Caleb Cage, the state’s COVID-19 response director, said that it didn’t make sense to allow the county to open alcohol-serving establishments, which also includes distilleries, wineries and taverns, when Elko County continues to meet all three of the state’s risk factors for elevated spread of COVID-19. That includes a low number of tests per day, a high case rate and a high test positivity rate.
The task force previously denied similar requests from Clark and Washoe counties on similar grounds.
“We find ourselves in the situation we were in last week and, for me, the concern is this is one that's opening up or requesting opening up bars when we've got increased cases and increased positivity rates and opening it up in highly heavily populated areas as well,” Cage said. “Those issues are concerns for me.”

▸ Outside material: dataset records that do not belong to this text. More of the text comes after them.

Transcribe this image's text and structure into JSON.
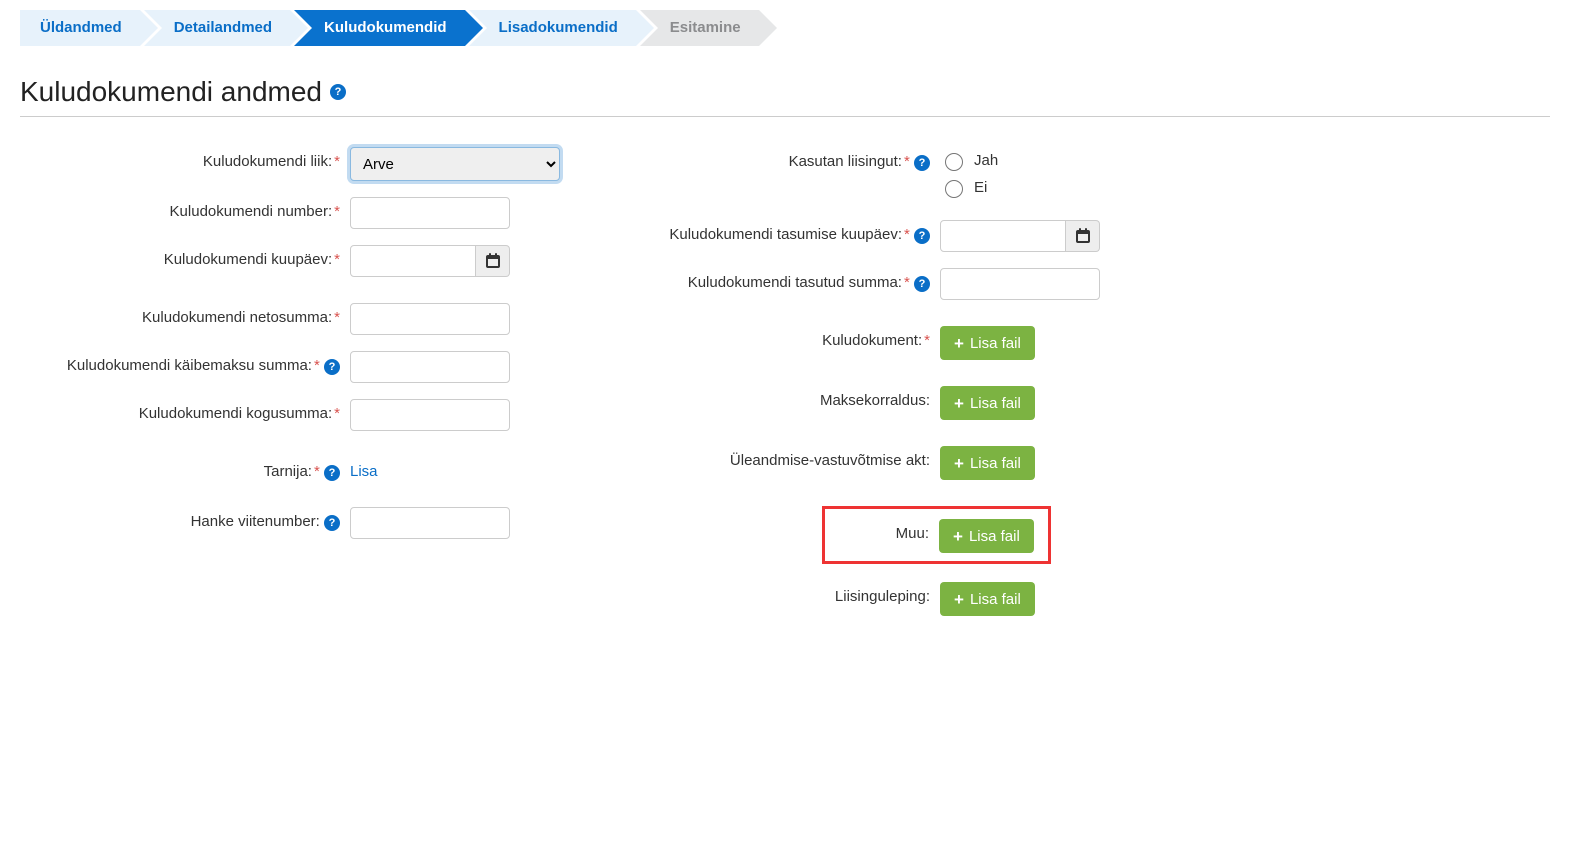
{
  "wizard": [
    {
      "label": "Üldandmed",
      "state": "normal"
    },
    {
      "label": "Detailandmed",
      "state": "normal"
    },
    {
      "label": "Kuludokumendid",
      "state": "active"
    },
    {
      "label": "Lisadokumendid",
      "state": "normal"
    },
    {
      "label": "Esitamine",
      "state": "disabled"
    }
  ],
  "heading": "Kuludokumendi andmed",
  "left": {
    "type_label": "Kuludokumendi liik:",
    "type_value": "Arve",
    "number_label": "Kuludokumendi number:",
    "date_label": "Kuludokumendi kuupäev:",
    "net_label": "Kuludokumendi netosumma:",
    "vat_label": "Kuludokumendi käibemaksu summa:",
    "total_label": "Kuludokumendi kogusumma:",
    "supplier_label": "Tarnija:",
    "supplier_link": "Lisa",
    "procurement_label": "Hanke viitenumber:"
  },
  "right": {
    "leasing_label": "Kasutan liisingut:",
    "leasing_yes": "Jah",
    "leasing_no": "Ei",
    "paid_date_label": "Kuludokumendi tasumise kuupäev:",
    "paid_sum_label": "Kuludokumendi tasutud summa:",
    "cost_doc_label": "Kuludokument:",
    "payment_order_label": "Maksekorraldus:",
    "handover_label": "Üleandmise-vastuvõtmise akt:",
    "other_label": "Muu:",
    "leasing_contract_label": "Liisinguleping:",
    "add_file": "Lisa fail"
  }
}
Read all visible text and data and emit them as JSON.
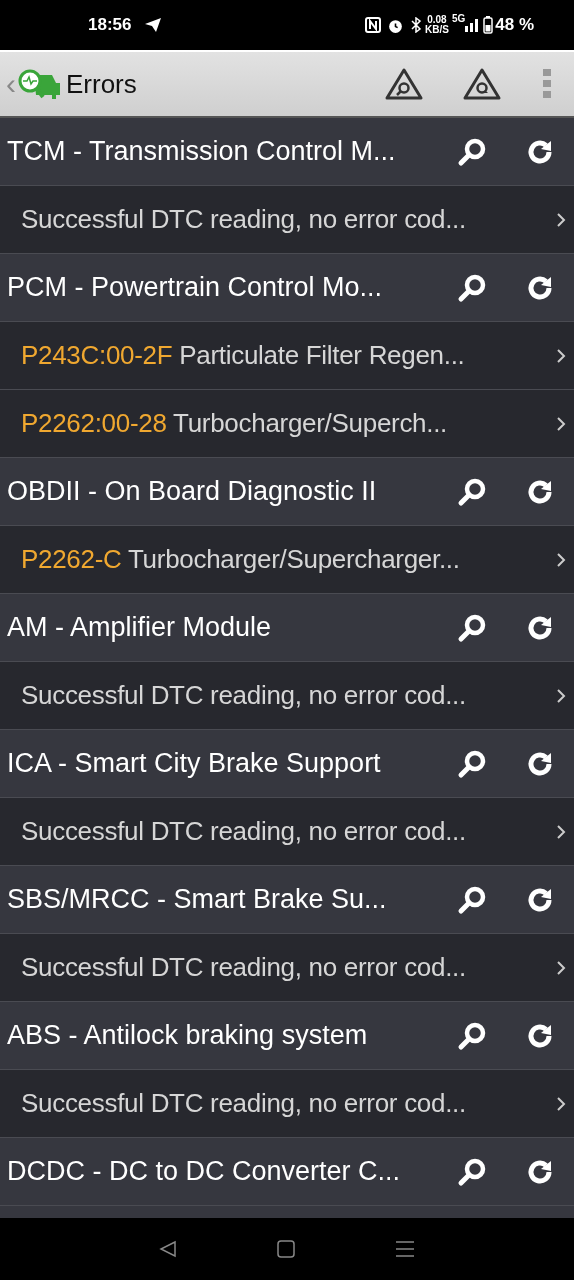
{
  "status_bar": {
    "time": "18:56",
    "speed": "0.08",
    "speed_unit": "KB/S",
    "network": "5G",
    "battery": "48 %"
  },
  "app_bar": {
    "back": "‹",
    "title": "Errors"
  },
  "rows": [
    {
      "kind": "module",
      "text": "TCM - Transmission Control M..."
    },
    {
      "kind": "result",
      "text": "Successful DTC reading, no error cod..."
    },
    {
      "kind": "module",
      "text": "PCM - Powertrain Control Mo..."
    },
    {
      "kind": "result",
      "code": "P243C:00-2F",
      "text": "Particulate Filter Regen..."
    },
    {
      "kind": "result",
      "code": "P2262:00-28",
      "text": "Turbocharger/Superch..."
    },
    {
      "kind": "module",
      "text": "OBDII - On Board Diagnostic II"
    },
    {
      "kind": "result",
      "code": "P2262-C",
      "text": "Turbocharger/Supercharger..."
    },
    {
      "kind": "module",
      "text": "AM - Amplifier Module"
    },
    {
      "kind": "result",
      "text": "Successful DTC reading, no error cod..."
    },
    {
      "kind": "module",
      "text": "ICA - Smart City Brake Support"
    },
    {
      "kind": "result",
      "text": "Successful DTC reading, no error cod..."
    },
    {
      "kind": "module",
      "text": "SBS/MRCC - Smart Brake Su..."
    },
    {
      "kind": "result",
      "text": "Successful DTC reading, no error cod..."
    },
    {
      "kind": "module",
      "text": "ABS - Antilock braking system"
    },
    {
      "kind": "result",
      "text": "Successful DTC reading, no error cod..."
    },
    {
      "kind": "module",
      "text": "DCDC - DC to DC Converter C..."
    }
  ]
}
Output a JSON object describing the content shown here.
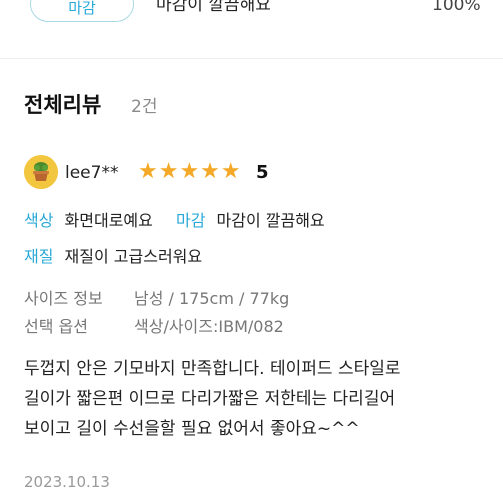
{
  "top_row": {
    "tag": "마감",
    "text": "마감이 깔끔해요",
    "percent": "100%"
  },
  "section": {
    "title": "전체리뷰",
    "count": "2건"
  },
  "review": {
    "user": {
      "name": "lee7**",
      "avatar_icon": "plant-pot-icon"
    },
    "stars": "★★★★★",
    "score": "5",
    "attributes": [
      {
        "key": "색상",
        "value": "화면대로예요"
      },
      {
        "key": "마감",
        "value": "마감이 깔끔해요"
      },
      {
        "key": "재질",
        "value": "재질이 고급스러워요"
      }
    ],
    "size_info": {
      "label": "사이즈 정보",
      "value": "남성 / 175cm / 77kg"
    },
    "option_info": {
      "label": "선택 옵션",
      "value": "색상/사이즈:IBM/082"
    },
    "body_lines": [
      "두껍지 안은 기모바지 만족합니다. 테이퍼드 스타일로",
      "길이가 짧은편 이므로 다리가짧은 저한테는 다리길어",
      "보이고 길이 수선을할 필요 없어서 좋아요~^^"
    ],
    "date": "2023.10.13"
  },
  "colors": {
    "accent": "#2aa9d8",
    "star": "#f4a928",
    "muted": "#777777"
  }
}
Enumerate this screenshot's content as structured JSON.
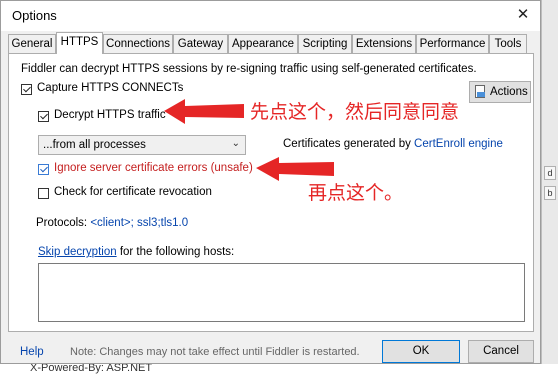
{
  "window": {
    "title": "Options",
    "close_glyph": "✕"
  },
  "tabs": [
    {
      "label": "General",
      "active": false
    },
    {
      "label": "HTTPS",
      "active": true
    },
    {
      "label": "Connections",
      "active": false
    },
    {
      "label": "Gateway",
      "active": false
    },
    {
      "label": "Appearance",
      "active": false
    },
    {
      "label": "Scripting",
      "active": false
    },
    {
      "label": "Extensions",
      "active": false
    },
    {
      "label": "Performance",
      "active": false
    },
    {
      "label": "Tools",
      "active": false
    }
  ],
  "https": {
    "intro": "Fiddler can decrypt HTTPS sessions by re-signing traffic using self-generated certificates.",
    "capture_label": "Capture HTTPS CONNECTs",
    "capture_checked": true,
    "actions_label": "Actions",
    "decrypt_label": "Decrypt HTTPS traffic",
    "decrypt_checked": true,
    "process_select_value": "...from all processes",
    "cert_prefix": "Certificates generated by ",
    "cert_engine": "CertEnroll engine",
    "ignore_label": "Ignore server certificate errors (unsafe)",
    "ignore_checked": true,
    "revocation_label": "Check for certificate revocation",
    "revocation_checked": false,
    "protocols_prefix": "Protocols: ",
    "protocols_value": "<client>; ssl3;tls1.0",
    "skip_link": "Skip decryption",
    "skip_suffix": " for the following hosts:",
    "hosts_value": ""
  },
  "footer": {
    "help": "Help",
    "note": "Note: Changes may not take effect until Fiddler is restarted.",
    "ok": "OK",
    "cancel": "Cancel"
  },
  "annotations": {
    "first": "先点这个，然后同意同意",
    "second": "再点这个。",
    "color": "#e52626"
  },
  "background": {
    "bottom_text": "X-Powered-By: ASP.NET",
    "strip_marks": [
      "d",
      "b"
    ]
  }
}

As of Wednesday, Elko had the equivalent of 443.8 cases per 100,000 residents in the past 30 days, a case rate only dwarfed by Clark County’s, at 650.8 cases per 100,000 residents. The county additionally has a 16.8 percent test positivity rate, the highest in the state.
State officials are working to determine how COVID-19 is spreading in Elko County, with one outbreak tied to a skilled nursing facility. County officials said they are working with the state to test staff and residents at the facility.
The county had additionally requested in its action plan permission from the task force to hold three special events, the Rides and Rods Car Show, the Elko County Fair and Livestock Show and the Gold Rush Challenge Bull Riding Event. All public gatherings statewide are currently limited to 50 people.
However, Cage said that the task force lacks the authority to allow the county to hold those events and said it would consider the matter further with the state’s Local Empowerment Advisory Panel, or LEAP, which has been tasked with advising counties as they work to reopen.
Other steps the county plans to take to mitigate the spread of COVID-19 include bringing on a new public health expert to advise them in their ongoing prevention efforts and a new full-time emergency manager.
The county has also said that it will offer community-based testing events with the assistance of the Nevada National Guard if the Nevada State Public Health Lab is able to turn around results in a timely fashion. In its report, Elko County said results are taking approximately six days to return from the lab, down from eight to nine days the previous week.
The task force additionally approved a new action plan for Churchill County, which for the second week was identified by the state as being at elevated risk for the spread of COVID-19. Under Churchill’s plan, the county will continue to focus on “education, community testing, rapid contact tracing response and voluntary compliance” to slow the spread of COVID-19.
Four other counties — Clark, Lander, Nye and Washoe counties — continue to remain at elevated risk for the spread of COVID-19 this week. However, the task force did not approve any further mitigation measures for the county, instead allowing them to continue under the action plans adopted last week.
Lyon County was also newly identified at elevated risk this week. If they remain at elevated risk, they will be required to present to the task force next week an action plan to slow the spread of COVID-19.